Task to carry out: Every entry must come back exactly as it was written.

Exercise materials:
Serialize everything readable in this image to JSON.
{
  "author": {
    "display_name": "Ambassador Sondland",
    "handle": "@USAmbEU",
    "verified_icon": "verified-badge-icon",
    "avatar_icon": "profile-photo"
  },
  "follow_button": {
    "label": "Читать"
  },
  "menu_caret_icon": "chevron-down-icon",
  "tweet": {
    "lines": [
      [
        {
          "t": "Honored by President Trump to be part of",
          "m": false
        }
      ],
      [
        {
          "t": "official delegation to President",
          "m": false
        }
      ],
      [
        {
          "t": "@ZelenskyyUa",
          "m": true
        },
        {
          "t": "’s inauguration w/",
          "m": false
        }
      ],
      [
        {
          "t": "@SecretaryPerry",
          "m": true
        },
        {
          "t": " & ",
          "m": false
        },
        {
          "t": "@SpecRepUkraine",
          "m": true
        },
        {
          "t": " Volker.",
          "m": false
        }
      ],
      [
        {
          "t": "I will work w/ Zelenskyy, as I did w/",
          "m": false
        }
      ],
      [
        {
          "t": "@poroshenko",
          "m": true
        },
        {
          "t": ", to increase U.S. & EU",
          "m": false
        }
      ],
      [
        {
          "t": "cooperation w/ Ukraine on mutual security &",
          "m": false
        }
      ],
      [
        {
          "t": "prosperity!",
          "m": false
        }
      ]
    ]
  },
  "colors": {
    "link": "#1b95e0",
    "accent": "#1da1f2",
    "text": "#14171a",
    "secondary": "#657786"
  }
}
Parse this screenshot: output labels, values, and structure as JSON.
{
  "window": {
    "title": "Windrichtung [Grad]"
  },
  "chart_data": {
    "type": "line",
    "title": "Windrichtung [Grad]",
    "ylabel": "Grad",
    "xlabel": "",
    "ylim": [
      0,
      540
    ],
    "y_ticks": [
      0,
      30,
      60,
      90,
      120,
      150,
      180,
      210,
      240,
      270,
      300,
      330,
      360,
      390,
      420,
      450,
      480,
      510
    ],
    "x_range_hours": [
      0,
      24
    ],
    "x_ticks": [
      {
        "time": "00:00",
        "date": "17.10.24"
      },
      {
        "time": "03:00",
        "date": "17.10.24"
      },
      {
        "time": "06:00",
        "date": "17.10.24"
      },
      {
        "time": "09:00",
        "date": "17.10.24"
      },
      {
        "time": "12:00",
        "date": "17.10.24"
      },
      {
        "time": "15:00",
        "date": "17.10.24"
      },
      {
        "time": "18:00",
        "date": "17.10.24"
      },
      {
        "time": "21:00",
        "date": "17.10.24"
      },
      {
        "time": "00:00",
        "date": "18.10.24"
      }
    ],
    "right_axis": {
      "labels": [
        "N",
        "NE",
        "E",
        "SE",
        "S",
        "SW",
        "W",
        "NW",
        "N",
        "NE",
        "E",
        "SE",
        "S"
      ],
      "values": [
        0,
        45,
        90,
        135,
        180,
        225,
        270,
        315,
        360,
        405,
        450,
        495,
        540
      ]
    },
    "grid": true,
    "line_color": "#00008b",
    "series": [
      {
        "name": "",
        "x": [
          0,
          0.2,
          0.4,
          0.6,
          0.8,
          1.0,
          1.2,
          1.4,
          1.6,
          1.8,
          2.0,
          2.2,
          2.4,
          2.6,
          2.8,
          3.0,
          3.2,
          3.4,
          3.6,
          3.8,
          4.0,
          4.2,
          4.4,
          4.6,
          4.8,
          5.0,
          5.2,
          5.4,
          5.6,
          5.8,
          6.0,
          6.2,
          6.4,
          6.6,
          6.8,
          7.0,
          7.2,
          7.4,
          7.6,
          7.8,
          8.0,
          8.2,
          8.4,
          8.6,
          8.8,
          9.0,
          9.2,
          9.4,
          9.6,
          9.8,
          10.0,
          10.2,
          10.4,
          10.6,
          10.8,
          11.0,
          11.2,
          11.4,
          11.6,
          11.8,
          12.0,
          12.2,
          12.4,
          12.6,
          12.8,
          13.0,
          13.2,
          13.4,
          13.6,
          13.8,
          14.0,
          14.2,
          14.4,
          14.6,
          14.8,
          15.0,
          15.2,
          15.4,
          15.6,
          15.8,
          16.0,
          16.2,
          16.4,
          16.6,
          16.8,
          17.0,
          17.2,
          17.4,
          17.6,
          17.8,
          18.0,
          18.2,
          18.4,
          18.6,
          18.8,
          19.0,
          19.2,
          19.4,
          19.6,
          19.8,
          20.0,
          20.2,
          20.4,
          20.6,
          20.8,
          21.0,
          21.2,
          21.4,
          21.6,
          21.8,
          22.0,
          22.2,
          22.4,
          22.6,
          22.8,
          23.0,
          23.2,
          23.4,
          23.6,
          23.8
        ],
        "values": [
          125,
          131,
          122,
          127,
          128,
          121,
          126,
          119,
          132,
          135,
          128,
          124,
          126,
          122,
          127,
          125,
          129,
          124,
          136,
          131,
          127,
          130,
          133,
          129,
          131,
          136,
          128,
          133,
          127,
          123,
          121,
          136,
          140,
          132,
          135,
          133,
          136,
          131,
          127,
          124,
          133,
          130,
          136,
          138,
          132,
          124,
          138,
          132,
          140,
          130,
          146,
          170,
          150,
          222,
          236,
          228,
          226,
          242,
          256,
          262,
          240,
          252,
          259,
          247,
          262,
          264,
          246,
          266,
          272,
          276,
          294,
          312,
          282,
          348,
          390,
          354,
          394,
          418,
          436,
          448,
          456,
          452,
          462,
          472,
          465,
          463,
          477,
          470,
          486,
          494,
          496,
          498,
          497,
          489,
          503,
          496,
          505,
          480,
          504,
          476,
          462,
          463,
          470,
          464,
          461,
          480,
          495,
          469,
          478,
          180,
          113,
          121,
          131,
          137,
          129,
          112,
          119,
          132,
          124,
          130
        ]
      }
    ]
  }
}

Expected output:
Serialize everything readable in this image to JSON.
{
  "author": {
    "display_name": "Ambassador Sondland",
    "handle": "@USAmbEU",
    "verified_icon": "verified-badge-icon",
    "avatar_icon": "profile-photo"
  },
  "follow_button": {
    "label": "Читать"
  },
  "menu_caret_icon": "chevron-down-icon",
  "tweet": {
    "lines": [
      [
        {
          "t": "Honored by President Trump to be part of",
          "m": false
        }
      ],
      [
        {
          "t": "official delegation to President",
          "m": false
        }
      ],
      [
        {
          "t": "@ZelenskyyUa",
          "m": true
        },
        {
          "t": "’s inauguration w/",
          "m": false
        }
      ],
      [
        {
          "t": "@SecretaryPerry",
          "m": true
        },
        {
          "t": " & ",
          "m": false
        },
        {
          "t": "@SpecRepUkraine",
          "m": true
        },
        {
          "t": " Volker.",
          "m": false
        }
      ],
      [
        {
          "t": "I will work w/ Zelenskyy, as I did w/",
          "m": false
        }
      ],
      [
        {
          "t": "@poroshenko",
          "m": true
        },
        {
          "t": ", to increase U.S. & EU",
          "m": false
        }
      ],
      [
        {
          "t": "cooperation w/ Ukraine on mutual security &",
          "m": false
        }
      ],
      [
        {
          "t": "prosperity!",
          "m": false
        }
      ]
    ]
  },
  "colors": {
    "link": "#1b95e0",
    "accent": "#1da1f2",
    "text": "#14171a",
    "secondary": "#657786"
  }
}
Parse this screenshot: output labels, values, and structure as JSON.
{
  "window": {
    "title": "Windrichtung [Grad]"
  },
  "chart_data": {
    "type": "line",
    "title": "Windrichtung [Grad]",
    "ylabel": "Grad",
    "xlabel": "",
    "ylim": [
      0,
      540
    ],
    "y_ticks": [
      0,
      30,
      60,
      90,
      120,
      150,
      180,
      210,
      240,
      270,
      300,
      330,
      360,
      390,
      420,
      450,
      480,
      510
    ],
    "x_range_hours": [
      0,
      24
    ],
    "x_ticks": [
      {
        "time": "00:00",
        "date": "17.10.24"
      },
      {
        "time": "03:00",
        "date": "17.10.24"
      },
      {
        "time": "06:00",
        "date": "17.10.24"
      },
      {
        "time": "09:00",
        "date": "17.10.24"
      },
      {
        "time": "12:00",
        "date": "17.10.24"
      },
      {
        "time": "15:00",
        "date": "17.10.24"
      },
      {
        "time": "18:00",
        "date": "17.10.24"
      },
      {
        "time": "21:00",
        "date": "17.10.24"
      },
      {
        "time": "00:00",
        "date": "18.10.24"
      }
    ],
    "right_axis": {
      "labels": [
        "N",
        "NE",
        "E",
        "SE",
        "S",
        "SW",
        "W",
        "NW",
        "N",
        "NE",
        "E",
        "SE",
        "S"
      ],
      "values": [
        0,
        45,
        90,
        135,
        180,
        225,
        270,
        315,
        360,
        405,
        450,
        495,
        540
      ]
    },
    "grid": true,
    "line_color": "#00008b",
    "series": [
      {
        "name": "",
        "x": [
          0,
          0.2,
          0.4,
          0.6,
          0.8,
          1.0,
          1.2,
          1.4,
          1.6,
          1.8,
          2.0,
          2.2,
          2.4,
          2.6,
          2.8,
          3.0,
          3.2,
          3.4,
          3.6,
          3.8,
          4.0,
          4.2,
          4.4,
          4.6,
          4.8,
          5.0,
          5.2,
          5.4,
          5.6,
          5.8,
          6.0,
          6.2,
          6.4,
          6.6,
          6.8,
          7.0,
          7.2,
          7.4,
          7.6,
          7.8,
          8.0,
          8.2,
          8.4,
          8.6,
          8.8,
          9.0,
          9.2,
          9.4,
          9.6,
          9.8,
          10.0,
          10.2,
          10.4,
          10.6,
          10.8,
          11.0,
          11.2,
          11.4,
          11.6,
          11.8,
          12.0,
          12.2,
          12.4,
          12.6,
          12.8,
          13.0,
          13.2,
          13.4,
          13.6,
          13.8,
          14.0,
          14.2,
          14.4,
          14.6,
          14.8,
          15.0,
          15.2,
          15.4,
          15.6,
          15.8,
          16.0,
          16.2,
          16.4,
          16.6,
          16.8,
          17.0,
          17.2,
          17.4,
          17.6,
          17.8,
          18.0,
          18.2,
          18.4,
          18.6,
          18.8,
          19.0,
          19.2,
          19.4,
          19.6,
          19.8,
          20.0,
          20.2,
          20.4,
          20.6,
          20.8,
          21.0,
          21.2,
          21.4,
          21.6,
          21.8,
          22.0,
          22.2,
          22.4,
          22.6,
          22.8,
          23.0,
          23.2,
          23.4,
          23.6,
          23.8
        ],
        "values": [
          125,
          131,
          122,
          127,
          128,
          121,
          126,
          119,
          132,
          135,
          128,
          124,
          126,
          122,
          127,
          125,
          129,
          124,
          136,
          131,
          127,
          130,
          133,
          129,
          131,
          136,
          128,
          133,
          127,
          123,
          121,
          136,
          140,
          132,
          135,
          133,
          136,
          131,
          127,
          124,
          133,
          130,
          136,
          138,
          132,
          124,
          138,
          132,
          140,
          130,
          146,
          170,
          150,
          222,
          236,
          228,
          226,
          242,
          256,
          262,
          240,
          252,
          259,
          247,
          262,
          264,
          246,
          266,
          272,
          276,
          294,
          312,
          282,
          348,
          390,
          354,
          394,
          418,
          436,
          448,
          456,
          452,
          462,
          472,
          465,
          463,
          477,
          470,
          486,
          494,
          496,
          498,
          497,
          489,
          503,
          496,
          505,
          480,
          504,
          476,
          462,
          463,
          470,
          464,
          461,
          480,
          495,
          469,
          478,
          180,
          113,
          121,
          131,
          137,
          129,
          112,
          119,
          132,
          124,
          130
        ]
      }
    ]
  }
}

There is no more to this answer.